Pleasure is oft a visitant; but pain clings cruelly to us.– John Keats (via bitchville)
chicanery \shih-KAY-nuh-ree, noun: 1. The use of trickery or sophistry to deceive (as in matters of law). 2. A trick; a subterfuge. Wordsworth’s paternal grandfather, Richard, had first come to Westmorland from South Yorkshire in 1700, to recoup his fortunes with the then baron Lonsdale, having been done out of his fortune by his own guardian’s chicanery. — Kenneth R....
longlivethequeen: teacupsandme: ...
An Existential Term a Day
fuckyeahexistentialism: True Heroism: a “daring to be entirely oneself, alone before God.”
Just because I don’t care doesn’t mean I don’t understand.– Homer Simpson (via kari-shma)
There is no difference between injuring people and wronging them.– Socrates (via quote-book)
Great things are not done by impulse, but a series of small things brought...– Vincent Van Gogh (via interiors-porn)
There is a quality about women who choose men sparingly; it appears in their...– Charles Bukowski (via sadnesses) yes, their is a quality.
After a long time, she came to the conclusion that men brought only pain,...– Paulo Coelho, Eleven Minutes (via karenmarzo)
inchoate \in-KOH-it, adjective: 1. In an initial or early stage; just begun. 2. Imperfectly formed or formulated. Mildred Spock believed that, at about the age of three, her children’s inchoate wills were to be shaped like vines sprouting up a beanpole. — Thomas Maier, Dr. Spock: An American Life She also had a vision, not yet articulated, an inchoate sense of some special calling...
onomancy PRONUNCIATION: (ON-uh-man-see) MEANING: noun: Divination by the letters of a name. ETYMOLOGY: From Greek onoma- (name) + -mancy (divination). Earliest recorded use: 1603. NOTES: Some parents name their children after careful consideration of onomancy to assure the best possible future for them. Some people alter the spelling of their names or adopt a new name in an effort to...
The lower you fall, the higher you’ll fly.– Chuck Palahniuk (Submitted by: burningpavements)
A style is not a matter of camera angles or fancy footwork, it’s an expression,...– Karel Reisz (via fuckyeahdirectors)
crepuscular \kri-PUS-kyuh-lur, adjective: 1. Of, pertaining to, or resembling twilight; dim. 2. (Zoology) Appearing or active at twilight. I’ve been through their checkout and noted its resemblance to Hades - the crepuscular gloom, the dungeon lighting, the mile-long shuffling queue, the glum, sickly faces, the trolleys piled high with flat-pack cardboard units. — John Walsh,...

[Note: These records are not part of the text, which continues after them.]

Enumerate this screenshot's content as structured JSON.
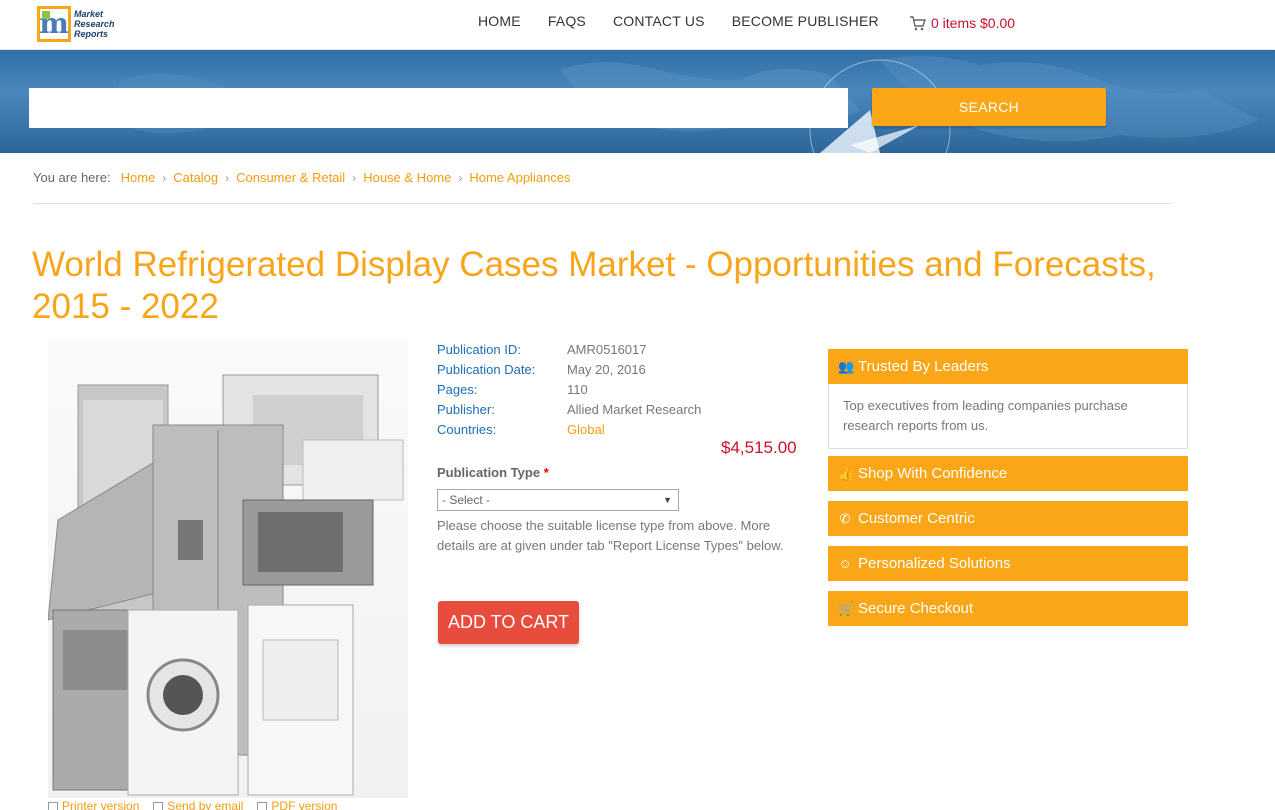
{
  "header": {
    "logo_text": [
      "Market",
      "Research",
      "Reports"
    ],
    "logo_letter": "m",
    "nav": [
      "HOME",
      "FAQS",
      "CONTACT US",
      "BECOME PUBLISHER"
    ],
    "cart": "0 items $0.00"
  },
  "search": {
    "placeholder": "",
    "button": "SEARCH"
  },
  "breadcrumb": {
    "lead": "You are here:",
    "items": [
      "Home",
      "Catalog",
      "Consumer & Retail",
      "House & Home",
      "Home Appliances"
    ]
  },
  "title": "World Refrigerated Display Cases Market - Opportunities and Forecasts, 2015 - 2022",
  "details": {
    "rows": [
      {
        "k": "Publication ID:",
        "v": "AMR0516017"
      },
      {
        "k": "Publication Date:",
        "v": "May 20, 2016"
      },
      {
        "k": "Pages:",
        "v": "110"
      },
      {
        "k": "Publisher:",
        "v": "Allied Market Research"
      },
      {
        "k": "Countries:",
        "v": "Global"
      }
    ],
    "price": "$4,515.00",
    "ptype_label": "Publication Type",
    "ptype_required": "*",
    "select_value": "- Select -",
    "help": "Please choose the suitable license type from above. More details are at given under tab \"Report License Types\" below.",
    "add_to_cart": "ADD TO CART"
  },
  "file_links": [
    "Printer version",
    "Send by email",
    "PDF version"
  ],
  "sidebar": {
    "trusted": {
      "title": "Trusted By Leaders",
      "body": "Top executives from leading companies purchase research reports from us."
    },
    "items": [
      "Shop With Confidence",
      "Customer Centric",
      "Personalized Solutions",
      "Secure Checkout"
    ]
  },
  "colors": {
    "accent": "#fba617",
    "price": "#c8102e",
    "link": "#1a6fb5",
    "cart_button": "#e84c3d"
  }
}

simony PRONUNCIATION: (SY-muh-nee, SIM-) MEANING: noun: Profiting from holy things, especially buying and selling of holy positions and pardons. ETYMOLOGY: After Simon Magus, Samaritan sorcerer in the Bible, who wanted to buy spiritual powers — the ability to transfer the “Holy Spirit” by putting hands on someone — from Peter. USAGE: “A related theme —...
achoiceinthematter: Someone with emerald green eyes.
Adults are just children who earn money.– Kenneth Branaugh (via citysisters)
coruscate[KOR-uh-skayt] Definition: to emit vivid flashes of light; sparkle; scintillate; gleam. -intransitive verb 0. To give off or reflect bright beams or flashes of light; to sparkle. -intransitive verb 0. To exhibit brilliant, sparkling technique or style. Example: They pulled up at the farthest end of a loop path that looked out over the great basin of the Rio Grande under brilliant,...
I realize that, while often happy and often cheerful, I am always sad.– Fernando Pessoa (via -sussurrare, foudre) (via suzywire) (via -theavalanche) (via longlivethequeen)